From My Exam Room To Yours

By Dr. Perri Klass

There were at least four screens in the exam room with the toddler. There was the desktop computer, of course, with the EPIC chart open, and there was the monitor with the interpreter, and there was the phone in the hand of the toddler’s adolescent sister, who was busy texting, and there was the phone in the resident’s hand because he was looking up a medication that the mother had just handed over, something they had brought with them from another country, and trying to figure out what it was.

None of these were “bad” screens, or screens being used in “bad” ways. Everyone was using them appropriately, from the adolescent sibling who was quietly communicating with friends while obligingly spending the afternoon at a toddler’s primary care visit, to the resident, who was entering information into the electronic health record while double checking an unknown medication on the web. But in order to figure out why his patient might have taken that medication, he had to look to the monitor with the interpreter, ask the question that was translated for the mother who then took out her own cell phone and sent a text message, seeking more information from another family member.

In fact, that exam room was the locus of a miraculous amount of information transfer, interactions which would not have been possible without technology and screens. We had a trained medical interpreter present — virtually — so the mother could ask and answer questions in her own language (which was not one of the three or four more common languages in the clinic). We had the resources of the internet and also instant connections to extended family to help us figure out what had been going on with that medication. We had the electronic health record which, well, was what it is. That exam room was buzzing with language and meaning and words and even, if you will, with stories.

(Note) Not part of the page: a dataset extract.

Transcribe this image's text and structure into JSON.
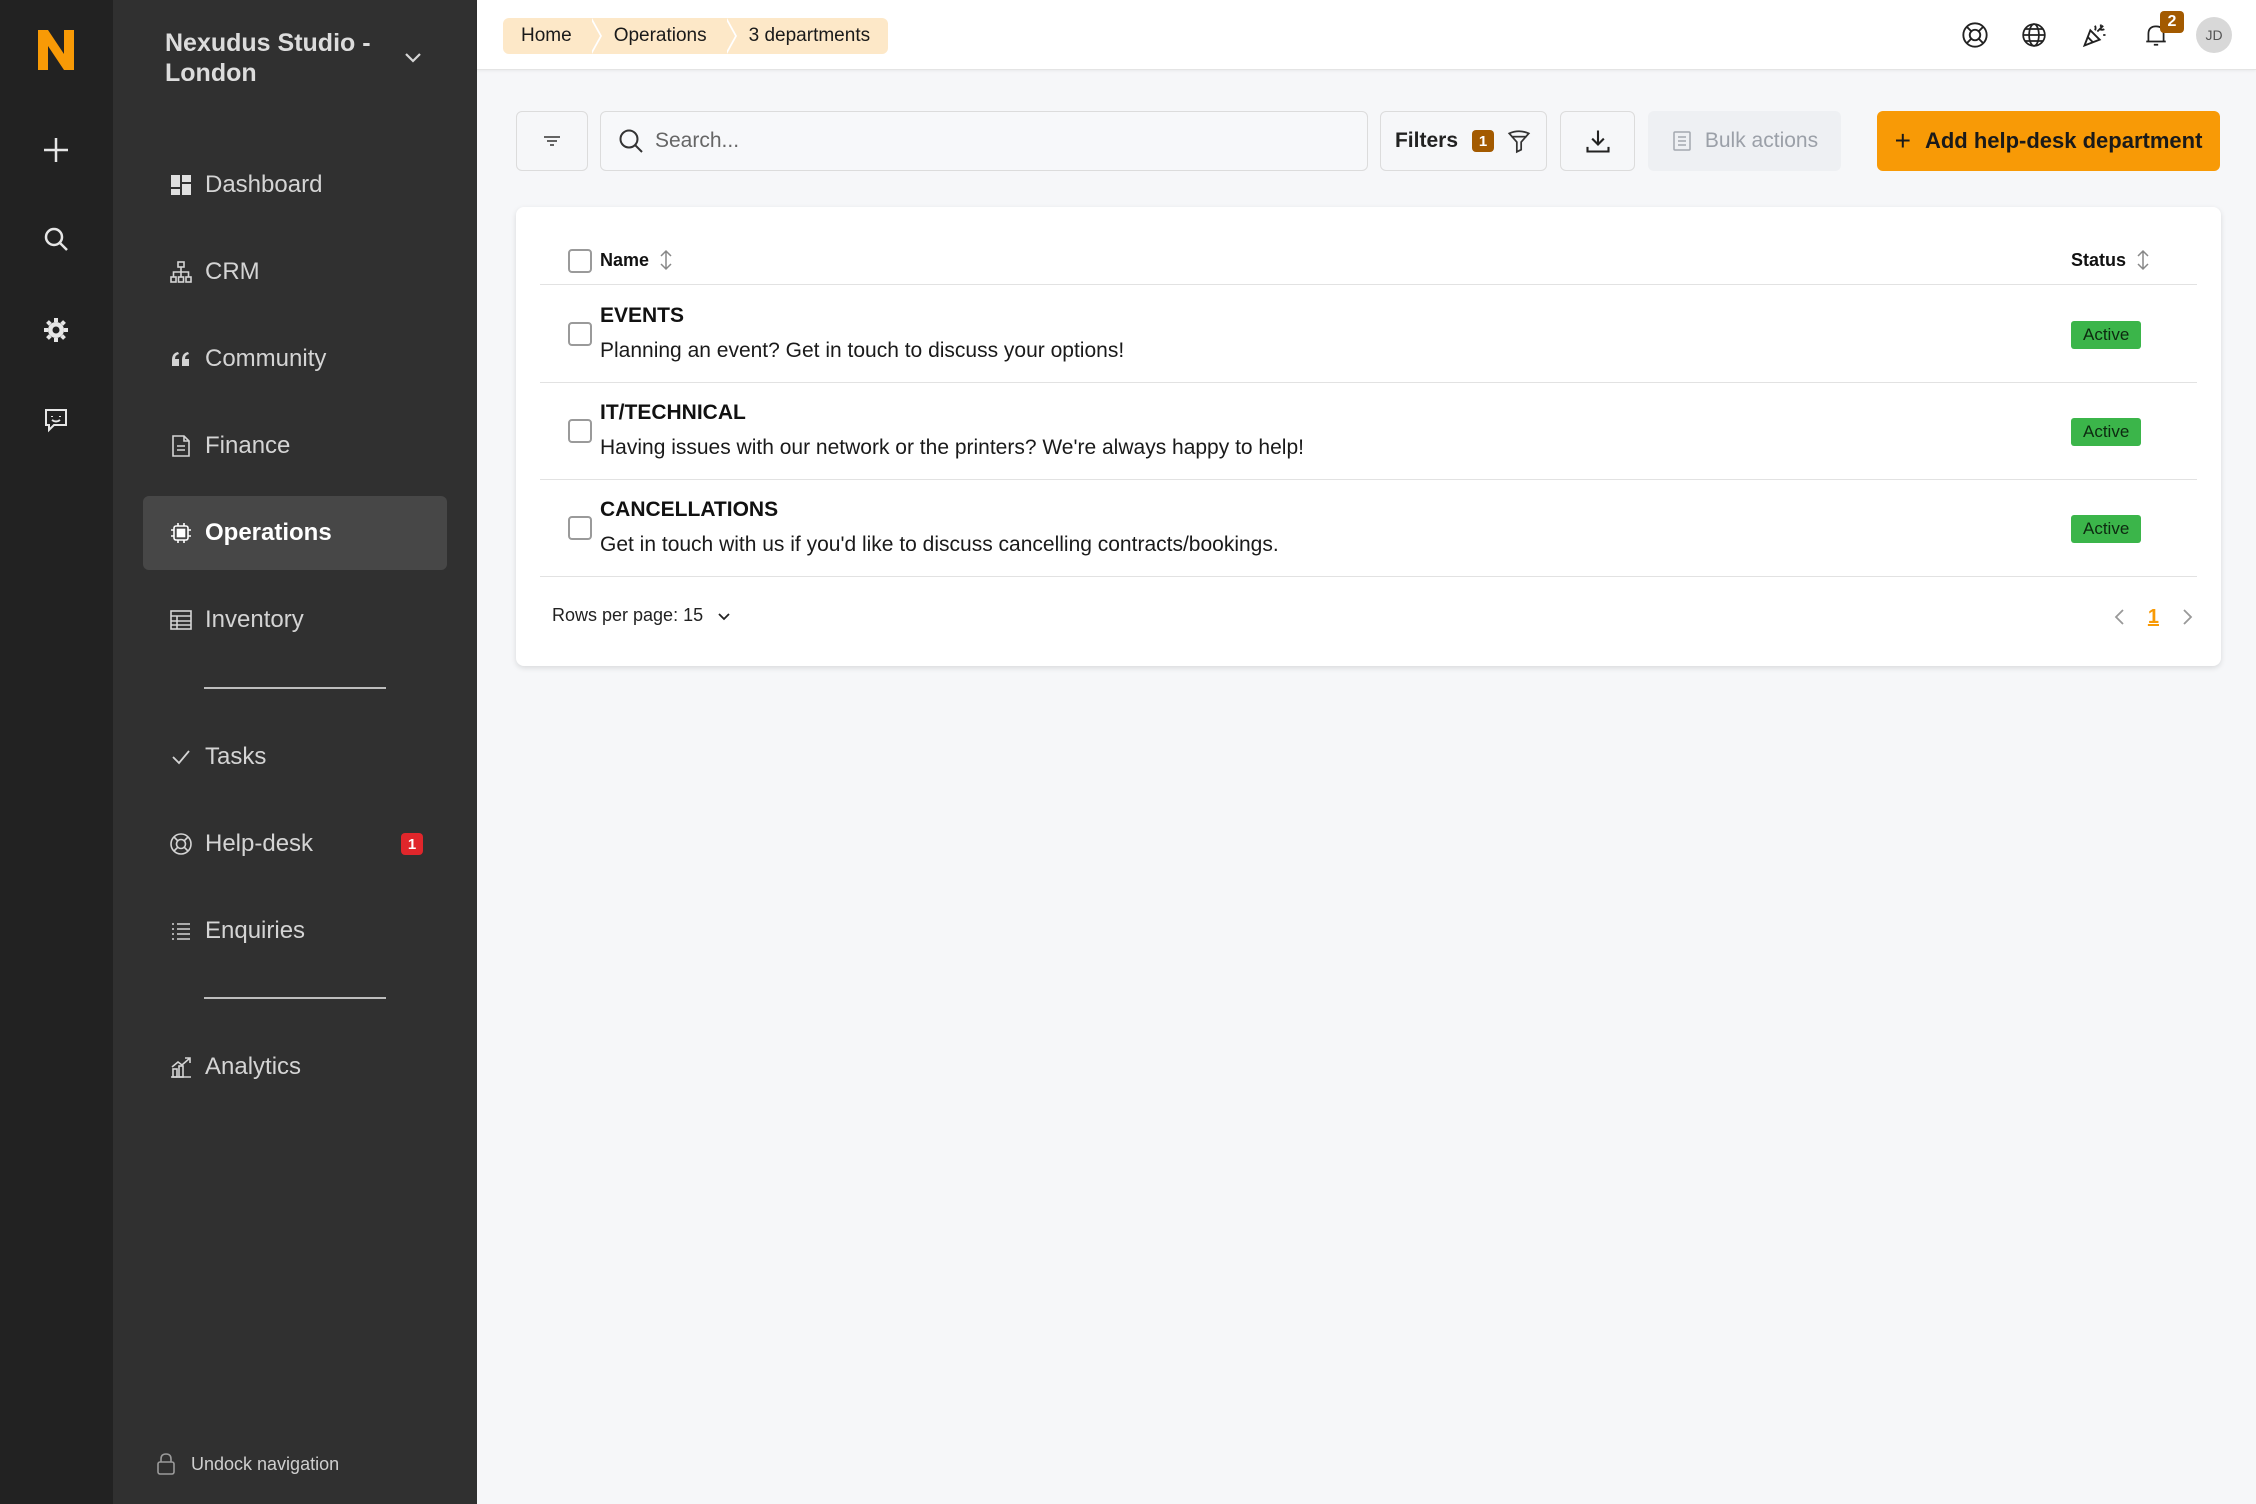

But the resident had also brought in a board book for the toddler, and I have to say, it was almost a physical relief to watch him hand it to his patient — a real book, a book you could hold and handle and chew on and manipulate and even throw on the floor and pick back up. The mother put her cell phone back in her pocket and smiled, and the resident reached over and helped the toddler open the book. The toddler pulled it away and handed it to his mother. Through the interpreter on the monitor, the resident said to her, “Look at the pictures with him! Tell him the names of the things in the pictures”. Through the interpreter on the monitor, the mother said she would. Through the interpreter on the monitor, the resident told the mother, he’s learning language all the time; he wants to hear your voice. Language and meaning and words and stories — they have to start somewhere.